Filter the entries for lines with the word "this".

AVAILABLE DATA:
################

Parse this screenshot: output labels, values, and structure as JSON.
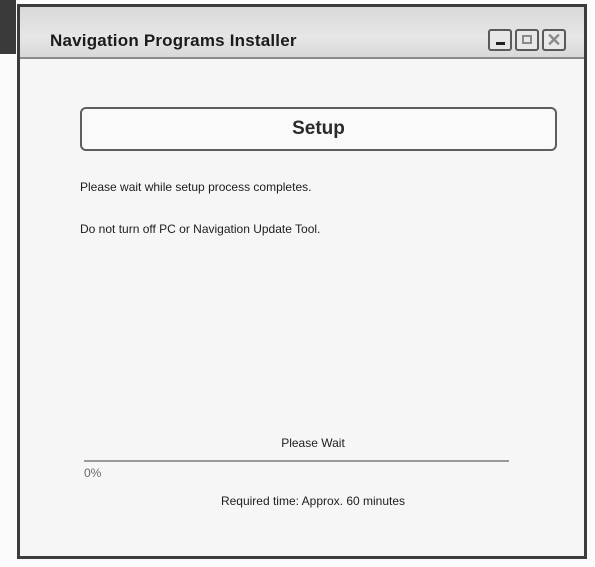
{
  "window": {
    "title": "Navigation Programs Installer",
    "controls": {
      "minimize": "minimize-icon",
      "maximize": "maximize-icon",
      "close": "close-icon",
      "close_glyph": "✕"
    }
  },
  "main": {
    "header_label": "Setup",
    "message_1": "Please wait while setup process completes.",
    "message_2": "Do not turn off PC or Navigation Update Tool.",
    "status": "Please Wait",
    "progress": {
      "value_percent": 0,
      "label": "0%"
    },
    "required_time": "Required time: Approx. 60 minutes"
  },
  "colors": {
    "border": "#3c3c3c",
    "background": "#f6f6f6",
    "text": "#1d1d1d"
  }
}
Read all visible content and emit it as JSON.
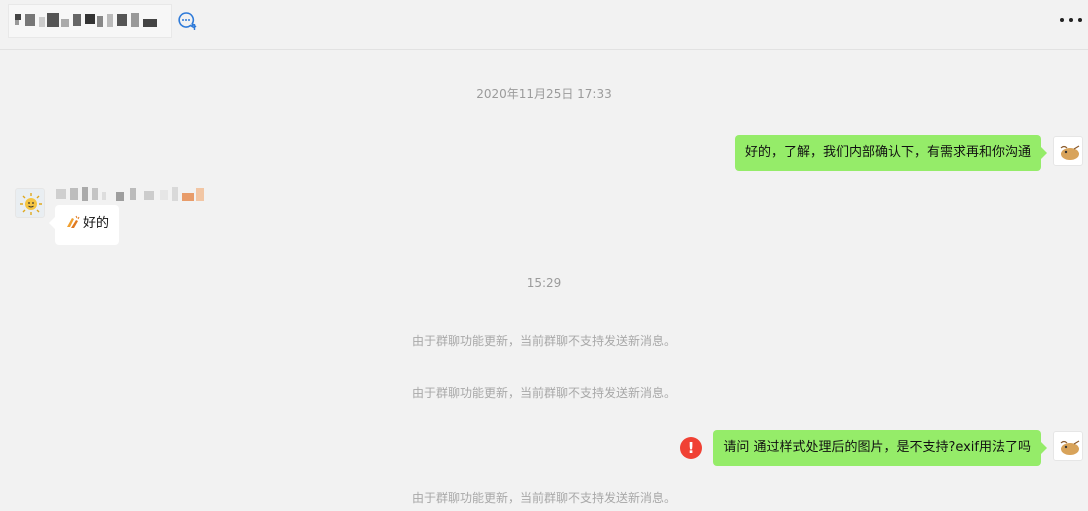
{
  "header": {
    "group_name": "",
    "more_label": "•••"
  },
  "chat": {
    "timestamps": [
      "2020年11月25日 17:33",
      "15:29"
    ],
    "messages": [
      {
        "direction": "sent",
        "text": "好的，了解，我们内部确认下，有需求再和你沟通"
      },
      {
        "direction": "received",
        "emoji": "clapping-hands-icon",
        "text": "好的"
      },
      {
        "direction": "sent",
        "text": "请问 通过样式处理后的图片，是不支持?exif用法了吗",
        "status": "failed"
      }
    ],
    "system_notices": [
      "由于群聊功能更新，当前群聊不支持发送新消息。",
      "由于群聊功能更新，当前群聊不支持发送新消息。",
      "由于群聊功能更新，当前群聊不支持发送新消息。"
    ],
    "error_symbol": "!"
  },
  "colors": {
    "sent_bubble": "#95ec69",
    "received_bubble": "#ffffff",
    "background": "#f2f2f2",
    "error": "#f04134"
  }
}
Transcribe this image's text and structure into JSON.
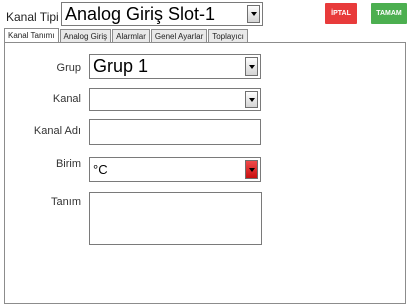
{
  "header": {
    "channel_type_label": "Kanal Tipi",
    "channel_type_value": "Analog Giriş Slot-1",
    "cancel_label": "İPTAL",
    "ok_label": "TAMAM"
  },
  "tabs": [
    {
      "label": "Kanal Tanımı",
      "active": true
    },
    {
      "label": "Analog Giriş",
      "active": false
    },
    {
      "label": "Alarmlar",
      "active": false
    },
    {
      "label": "Genel Ayarlar",
      "active": false
    },
    {
      "label": "Toplayıcı",
      "active": false
    }
  ],
  "form": {
    "group_label": "Grup",
    "group_value": "Grup 1",
    "channel_label": "Kanal",
    "channel_value": "",
    "channel_name_label": "Kanal Adı",
    "channel_name_value": "",
    "unit_label": "Birim",
    "unit_value": "°C",
    "description_label": "Tanım",
    "description_value": ""
  },
  "colors": {
    "cancel": "#e83b3b",
    "ok": "#4caf50",
    "dropdown_accent": "#d01818"
  }
}
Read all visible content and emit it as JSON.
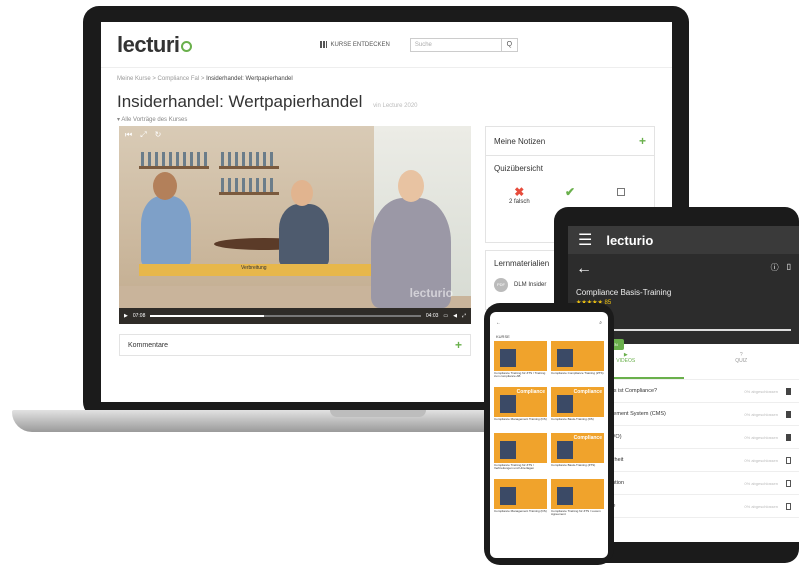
{
  "laptop": {
    "logo": "lecturi",
    "header": {
      "discover_label": "KURSE ENTDECKEN",
      "search_placeholder": "Suche",
      "search_button": "Q"
    },
    "breadcrumb": {
      "item1": "Meine Kurse",
      "sep1": ">",
      "item2": "Compliance Fal",
      "sep2": ">",
      "current": "Insiderhandel: Wertpapierhandel"
    },
    "title": "Insiderhandel: Wertpapierhandel",
    "title_suffix": "vin Lecture 2020",
    "back_link": "Alle Vorträge des Kurses",
    "video": {
      "bench_label": "Verbreitung",
      "watermark": "lecturio",
      "time_current": "07:08",
      "time_total": "04:03",
      "progress_fraction": 0.42
    },
    "notes": {
      "title": "Meine Notizen"
    },
    "quiz": {
      "title": "Quizübersicht",
      "wrong_label": "2 falsch"
    },
    "materials": {
      "title": "Lernmaterialien",
      "pdf_badge": "PDF",
      "item": "DLM Insider"
    },
    "comments": {
      "title": "Kommentare"
    }
  },
  "tablet": {
    "logo": "lecturio",
    "menu_icon": "☰",
    "back_icon": "←",
    "course_title": "Compliance Basis-Training",
    "stars": "★★★★★ 85",
    "progress_text": "PROGRESS 0%",
    "progress_label": "Lektüre/Ansehen",
    "progress_fraction": 1.0,
    "progress_value": "0%",
    "add_button": "NEU HINZUFÜGEN",
    "tabs": [
      {
        "label": "VIDEOS",
        "icon": "▶"
      },
      {
        "label": "QUIZ",
        "icon": "?"
      }
    ],
    "items": [
      {
        "title": "...überblick: Was ist Compliance?",
        "status": "0% abgeschlossen",
        "bookmarked": true
      },
      {
        "title": "...liance Management System (CMS)",
        "status": "0% abgeschlossen",
        "bookmarked": true
      },
      {
        "title": "...schutz (DSGVO)",
        "status": "0% abgeschlossen",
        "bookmarked": true
      },
      {
        "title": "...mationssicherheit",
        "status": "0% abgeschlossen",
        "bookmarked": false
      },
      {
        "title": "...uptionsprävention",
        "status": "0% abgeschlossen",
        "bookmarked": false
      },
      {
        "title": "...essenkonflikte",
        "status": "0% abgeschlossen",
        "bookmarked": false
      }
    ]
  },
  "phone": {
    "back_icon": "←",
    "search_icon": "⌕",
    "section_label": "KURSE",
    "cards": [
      {
        "title": "",
        "label": "Compliance Training für ZTS / Training zum compliance AB"
      },
      {
        "title": "",
        "label": "Compliance Compliance Training (ZTS)"
      },
      {
        "title": "Compliance",
        "label": "Compliance Management Training (DS)"
      },
      {
        "title": "Compliance",
        "label": "Compliance Basis-Training (DS)"
      },
      {
        "title": "",
        "label": "Compliance Training für ZTS / Verbreitungen und Unterlagen"
      },
      {
        "title": "Compliance",
        "label": "Compliance Basis-Training (ZTS)"
      },
      {
        "title": "",
        "label": "Compliance Management Training (DS)"
      },
      {
        "title": "",
        "label": "Compliance Training für ZTS / Lucem Agreement"
      }
    ]
  }
}
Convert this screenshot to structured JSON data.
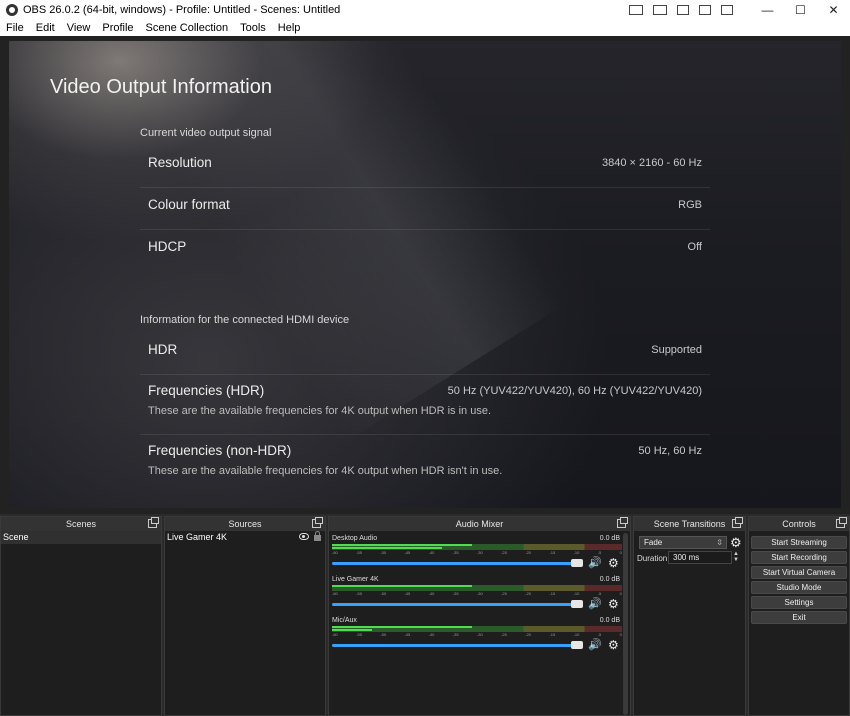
{
  "window": {
    "title": "OBS 26.0.2 (64-bit, windows) - Profile: Untitled - Scenes: Untitled",
    "minimize": "—",
    "maximize": "☐",
    "close": "✕"
  },
  "menu": [
    "File",
    "Edit",
    "View",
    "Profile",
    "Scene Collection",
    "Tools",
    "Help"
  ],
  "preview": {
    "title": "Video Output Information",
    "section1": "Current video output signal",
    "rows1": [
      {
        "label": "Resolution",
        "value": "3840 × 2160 - 60 Hz"
      },
      {
        "label": "Colour format",
        "value": "RGB"
      },
      {
        "label": "HDCP",
        "value": "Off"
      }
    ],
    "section2": "Information for the connected HDMI device",
    "rows2": [
      {
        "label": "HDR",
        "value": "Supported",
        "sub": ""
      },
      {
        "label": "Frequencies (HDR)",
        "value": "50 Hz (YUV422/YUV420), 60 Hz (YUV422/YUV420)",
        "sub": "These are the available frequencies for 4K output when HDR is in use."
      },
      {
        "label": "Frequencies (non-HDR)",
        "value": "50 Hz, 60 Hz",
        "sub": "These are the available frequencies for 4K output when HDR isn't in use."
      }
    ]
  },
  "docks": {
    "scenes": {
      "title": "Scenes",
      "items": [
        "Scene"
      ]
    },
    "sources": {
      "title": "Sources",
      "items": [
        "Live Gamer 4K"
      ]
    },
    "mixer": {
      "title": "Audio Mixer",
      "channels": [
        {
          "name": "Desktop Audio",
          "db": "0.0 dB"
        },
        {
          "name": "Live Gamer 4K",
          "db": "0.0 dB"
        },
        {
          "name": "Mic/Aux",
          "db": "0.0 dB"
        }
      ],
      "ticks": [
        "-60",
        "-55",
        "-50",
        "-45",
        "-40",
        "-35",
        "-30",
        "-25",
        "-20",
        "-15",
        "-10",
        "-5",
        "0"
      ]
    },
    "transitions": {
      "title": "Scene Transitions",
      "selected": "Fade",
      "duration_label": "Duration",
      "duration_value": "300 ms"
    },
    "controls": {
      "title": "Controls",
      "buttons": [
        "Start Streaming",
        "Start Recording",
        "Start Virtual Camera",
        "Studio Mode",
        "Settings",
        "Exit"
      ]
    }
  }
}
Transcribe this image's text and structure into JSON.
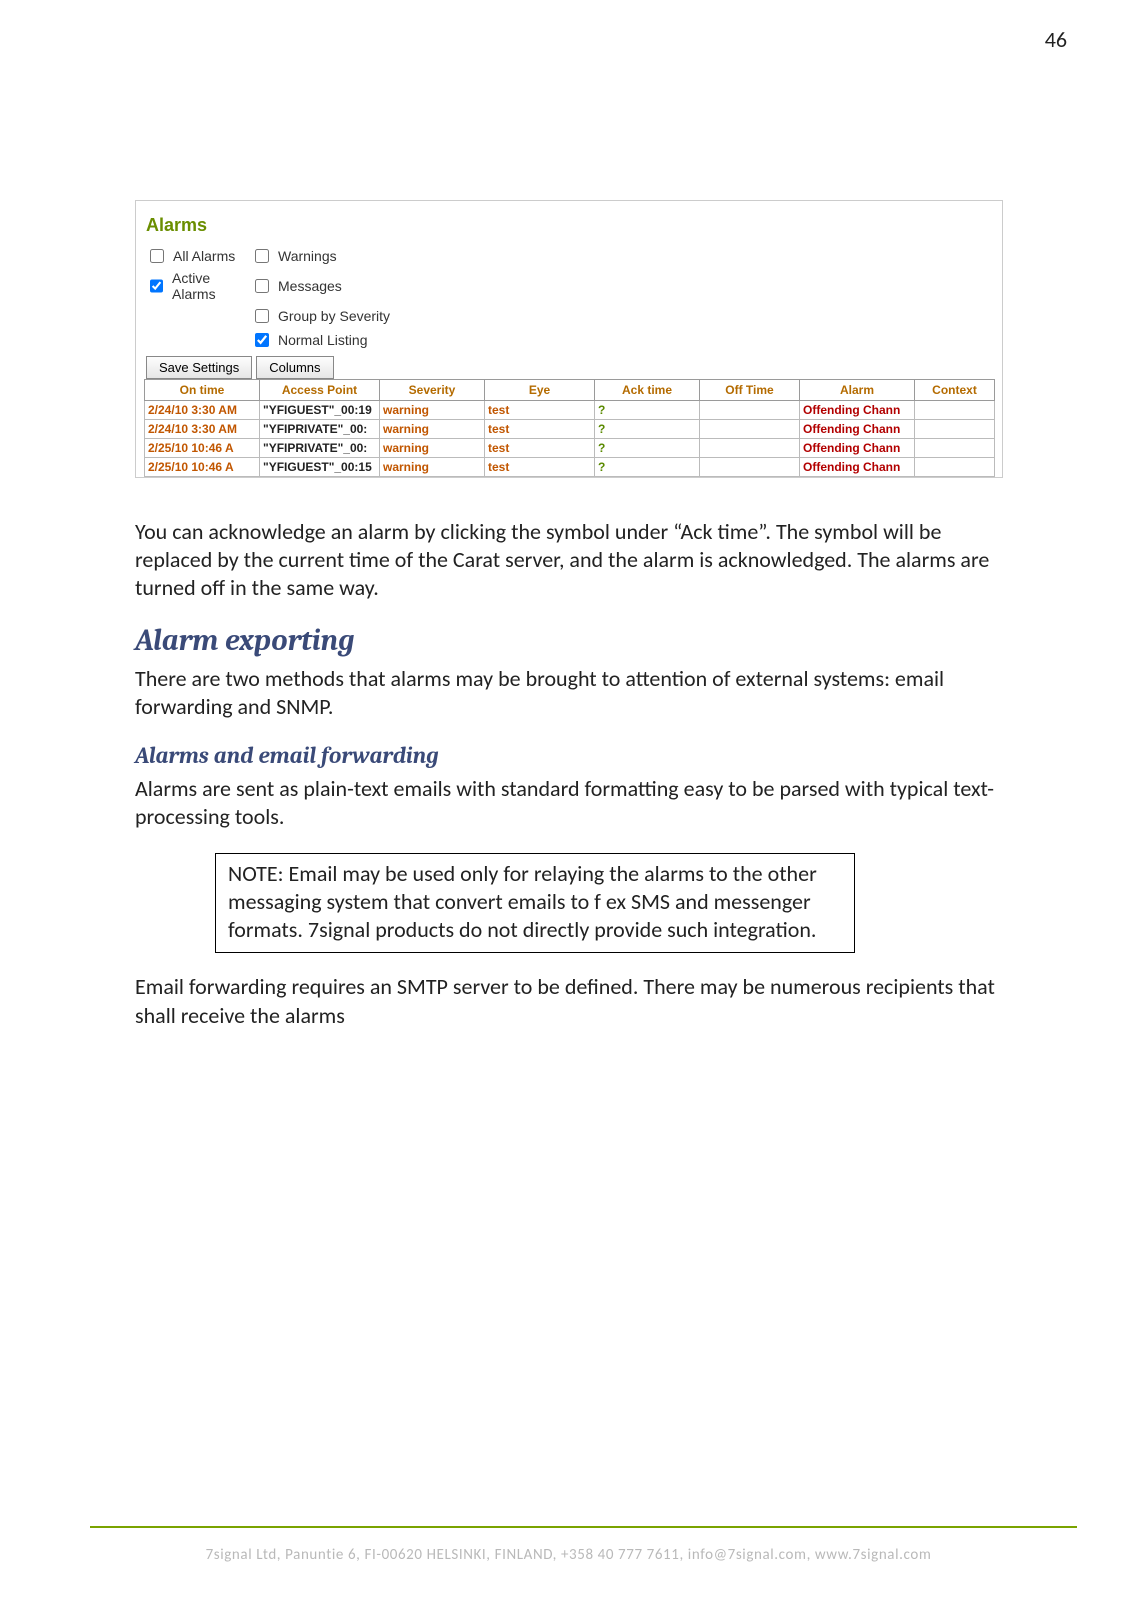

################

RESPONSE TO THE EXERCISE:
Parse this screenshot: output labels, values, and structure as JSON.
Transcribe this image's text and structure into JSON.
Convert this screenshot to structured JSON data.
Transcribe this image's text and structure into JSON.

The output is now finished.